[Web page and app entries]
>>>>>

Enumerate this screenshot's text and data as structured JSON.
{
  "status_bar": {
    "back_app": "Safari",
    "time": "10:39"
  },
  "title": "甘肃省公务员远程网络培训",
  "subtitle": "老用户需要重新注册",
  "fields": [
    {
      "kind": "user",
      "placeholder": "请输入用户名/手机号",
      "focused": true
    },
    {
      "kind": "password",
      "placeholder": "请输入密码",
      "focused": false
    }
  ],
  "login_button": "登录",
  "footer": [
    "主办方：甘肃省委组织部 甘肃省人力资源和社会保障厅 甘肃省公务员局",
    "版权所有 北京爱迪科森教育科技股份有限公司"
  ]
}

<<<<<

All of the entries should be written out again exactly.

Enumerate this screenshot's text and data as structured JSON.
{
  "status_bar": {
    "back_app": "Safari",
    "time": "10:39"
  },
  "title": "甘肃省公务员远程网络培训",
  "subtitle": "老用户需要重新注册",
  "fields": [
    {
      "kind": "user",
      "placeholder": "请输入用户名/手机号",
      "focused": true
    },
    {
      "kind": "password",
      "placeholder": "请输入密码",
      "focused": false
    }
  ],
  "login_button": "登录",
  "footer": [
    "主办方：甘肃省委组织部 甘肃省人力资源和社会保障厅 甘肃省公务员局",
    "版权所有 北京爱迪科森教育科技股份有限公司"
  ]
}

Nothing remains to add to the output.